What word do you have for our hearts? O God, give us ears to hear. Amen
1 You shouldn't have any trouble understanding this, friends, for you know all the ins and outs of the law – how it works and how its power touches only the living.
2 For instance, a wife is legally tied to her husband while he lives, but if he dies, she's free.
3 If she lives with another man while her husband is living, she's obviously an adulteress.
But if he dies, she is quite free to marry another man in good conscience, with no one's disapproval.
4 So, my friends, this is something like
what has taken place with you. When Christ died he took that entire rule-dominated way of life down with him and left it in the tomb,
leaving you free to "marry" a resurrection life and bear "offspring" of faith for God.
5 For as long as we lived that old way of life,
doing whatever we felt we could get away with, sin was calling most of the shots
as the old law code hemmed us in. And this made us all the more rebellious. In the end, all we had to show for it was miscarriages and stillbirths.
6 But now that we're no longer shackled to that domineering mate of sin, and out from under all those oppressive regulations and fine print, we're free to live a new life
in the freedom of God.
7 But I can hear you say, "If the law code was as bad as all that, it's no better than sin itself."
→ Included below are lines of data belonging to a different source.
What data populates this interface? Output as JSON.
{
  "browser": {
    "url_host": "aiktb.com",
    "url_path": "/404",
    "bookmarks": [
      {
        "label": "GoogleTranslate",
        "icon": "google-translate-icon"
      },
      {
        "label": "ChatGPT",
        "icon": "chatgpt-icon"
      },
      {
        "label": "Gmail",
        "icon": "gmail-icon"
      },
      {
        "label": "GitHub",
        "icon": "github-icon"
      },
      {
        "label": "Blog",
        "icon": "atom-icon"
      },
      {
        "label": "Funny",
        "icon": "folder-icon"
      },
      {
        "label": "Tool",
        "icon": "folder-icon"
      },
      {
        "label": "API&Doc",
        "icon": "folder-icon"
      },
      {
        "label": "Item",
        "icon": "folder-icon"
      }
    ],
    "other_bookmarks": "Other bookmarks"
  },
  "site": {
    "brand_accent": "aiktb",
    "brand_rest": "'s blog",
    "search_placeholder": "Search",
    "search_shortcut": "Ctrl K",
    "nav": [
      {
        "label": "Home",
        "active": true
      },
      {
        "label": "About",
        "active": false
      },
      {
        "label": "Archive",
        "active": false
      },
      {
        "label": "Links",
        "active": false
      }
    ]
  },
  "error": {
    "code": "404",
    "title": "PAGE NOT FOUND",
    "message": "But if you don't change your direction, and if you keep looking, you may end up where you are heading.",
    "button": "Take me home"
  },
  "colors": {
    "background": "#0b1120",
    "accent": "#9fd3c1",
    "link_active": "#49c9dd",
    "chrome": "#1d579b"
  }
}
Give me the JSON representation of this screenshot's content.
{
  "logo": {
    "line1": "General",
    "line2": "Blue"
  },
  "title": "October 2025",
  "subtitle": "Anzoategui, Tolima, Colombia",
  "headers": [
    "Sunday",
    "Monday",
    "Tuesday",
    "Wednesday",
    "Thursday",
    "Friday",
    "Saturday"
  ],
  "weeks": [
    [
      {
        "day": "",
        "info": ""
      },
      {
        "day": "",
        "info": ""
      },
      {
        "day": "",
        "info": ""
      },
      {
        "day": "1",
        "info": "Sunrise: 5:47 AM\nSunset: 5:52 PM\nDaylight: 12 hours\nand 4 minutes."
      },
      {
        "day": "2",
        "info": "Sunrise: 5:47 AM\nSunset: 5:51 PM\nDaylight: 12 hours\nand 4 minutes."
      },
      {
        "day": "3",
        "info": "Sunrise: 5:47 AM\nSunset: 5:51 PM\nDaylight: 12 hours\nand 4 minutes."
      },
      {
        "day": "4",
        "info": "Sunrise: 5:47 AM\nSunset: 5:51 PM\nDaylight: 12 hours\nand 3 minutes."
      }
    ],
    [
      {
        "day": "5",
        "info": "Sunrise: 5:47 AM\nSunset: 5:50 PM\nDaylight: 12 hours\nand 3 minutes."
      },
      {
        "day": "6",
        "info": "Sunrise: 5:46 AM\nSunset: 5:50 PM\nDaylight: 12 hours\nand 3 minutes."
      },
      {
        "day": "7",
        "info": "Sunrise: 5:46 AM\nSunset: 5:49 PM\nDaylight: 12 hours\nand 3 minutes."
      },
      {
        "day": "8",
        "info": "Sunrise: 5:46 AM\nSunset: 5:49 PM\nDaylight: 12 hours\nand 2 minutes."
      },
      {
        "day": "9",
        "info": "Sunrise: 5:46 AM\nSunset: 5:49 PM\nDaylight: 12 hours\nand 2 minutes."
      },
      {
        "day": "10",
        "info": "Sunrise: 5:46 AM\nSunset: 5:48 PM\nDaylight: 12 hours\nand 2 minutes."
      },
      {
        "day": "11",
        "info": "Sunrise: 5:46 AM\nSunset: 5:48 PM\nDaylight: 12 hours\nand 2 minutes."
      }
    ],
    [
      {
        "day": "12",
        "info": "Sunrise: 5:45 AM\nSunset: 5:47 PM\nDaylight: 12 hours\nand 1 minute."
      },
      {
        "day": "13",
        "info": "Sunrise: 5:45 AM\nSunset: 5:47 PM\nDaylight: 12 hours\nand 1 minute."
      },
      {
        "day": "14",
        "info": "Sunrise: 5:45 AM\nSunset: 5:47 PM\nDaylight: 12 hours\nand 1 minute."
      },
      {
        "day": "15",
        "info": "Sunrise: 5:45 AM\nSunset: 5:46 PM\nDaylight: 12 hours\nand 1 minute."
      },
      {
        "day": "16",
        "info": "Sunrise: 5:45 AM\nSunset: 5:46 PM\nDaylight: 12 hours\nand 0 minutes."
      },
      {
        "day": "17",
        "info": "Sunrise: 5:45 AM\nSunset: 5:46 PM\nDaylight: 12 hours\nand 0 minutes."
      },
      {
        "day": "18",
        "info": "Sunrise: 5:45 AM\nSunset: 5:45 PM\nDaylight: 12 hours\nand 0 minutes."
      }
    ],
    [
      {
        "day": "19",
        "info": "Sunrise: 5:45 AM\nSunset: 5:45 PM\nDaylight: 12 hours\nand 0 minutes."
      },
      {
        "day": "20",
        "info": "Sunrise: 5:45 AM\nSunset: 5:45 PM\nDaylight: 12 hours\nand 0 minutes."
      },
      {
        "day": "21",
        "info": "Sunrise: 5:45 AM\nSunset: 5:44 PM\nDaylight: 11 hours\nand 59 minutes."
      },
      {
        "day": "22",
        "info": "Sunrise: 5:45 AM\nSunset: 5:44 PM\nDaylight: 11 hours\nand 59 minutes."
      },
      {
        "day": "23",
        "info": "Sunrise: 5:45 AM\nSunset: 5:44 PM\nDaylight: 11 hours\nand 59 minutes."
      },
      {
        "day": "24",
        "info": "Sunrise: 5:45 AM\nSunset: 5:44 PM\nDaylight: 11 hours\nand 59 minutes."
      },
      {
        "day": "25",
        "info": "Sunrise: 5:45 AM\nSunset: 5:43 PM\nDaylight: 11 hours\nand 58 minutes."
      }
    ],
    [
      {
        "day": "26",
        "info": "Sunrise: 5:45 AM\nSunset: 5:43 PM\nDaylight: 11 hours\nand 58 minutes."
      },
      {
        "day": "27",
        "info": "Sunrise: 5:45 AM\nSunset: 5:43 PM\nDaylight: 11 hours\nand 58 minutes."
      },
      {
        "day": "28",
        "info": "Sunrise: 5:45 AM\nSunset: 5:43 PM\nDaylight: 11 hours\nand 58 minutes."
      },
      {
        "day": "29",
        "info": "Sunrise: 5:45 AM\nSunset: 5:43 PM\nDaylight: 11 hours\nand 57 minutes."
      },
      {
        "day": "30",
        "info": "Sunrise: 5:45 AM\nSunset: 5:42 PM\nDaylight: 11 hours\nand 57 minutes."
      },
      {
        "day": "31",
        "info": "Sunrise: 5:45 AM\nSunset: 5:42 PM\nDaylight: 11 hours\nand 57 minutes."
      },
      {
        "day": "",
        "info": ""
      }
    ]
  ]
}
That's certainly not true. The law code had a perfectly legitimate function. Without its clear guidelines for right and wrong, moral behavior would be mostly guesswork.
Apart from the succinct, surgical command,
"You shall not covet," I could have dressed covetousness up to look like a virtue and ruined my life with it.
8 Don't you remember how it was? I do, perfectly well. The law code started out as an excellent piece of work. What happened, though, was that sin found a way to pervert the command into a temptation, making a piece of "forbidden fruit" out of it. The law code, instead of being used to guide me,
was used to seduce me. Without all the paraphernalia of the law code, sin looked pretty dull and lifeless,
9 and I went along without paying much attention to it. But once sin got its hands on the law code and decked itself out in all that finery, I was fooled, and fell for it.
10 The very command that was supposed to guide me into life was cleverly used to trip me up, throwing me headlong.
11 So sin was plenty alive, and I was stone dead.
12 But the law code itself is God's good and common sense, each command sane and holy counsel.
1 Or do ye not know, brothers-and-sisters, - for I speak to those
who know the Torah – that the law has authority over a human being
[only] for as long as one lives?
2[For example,] a married woman is bound by the law to her husband as long as he is alive. But if the husband dies, she is released from the law concerning the husband.
3 So, then, if while her husband is living she becomes another man’s, she will be called an adulteress, but if the husband dies, she is free from the law [concerning the husband] so that she is not an adulteress if she becomes another man’s.
4 Therefore, brothers-and-sisters, also ye have been put to death to the law through the community of Christ, in order that ye might become another’s, his who has been raised from among the dead, in order that we might bear fruit for God.
5 For when we were [living] in the flesh, Sin’s sad consequences which are through the law
were active in our members to bear fruit for death.
6 But now we have been released from the law of Death by which we have been held captive, so that we might serve in the new way of the Spirit and not in the old way of the letter.
7 What then shall we say? Is the law sin? Of course not! But I [Adam] would not have come to experience Sin except through the law. For I would not have known desire if the law did not say: “Thou shalt not desire.”
8 But Sin found an occasion, ‘deceived me’ through the commandment and through it killed me.
12 So then, the law is holy, and the commandment is holy and just and good.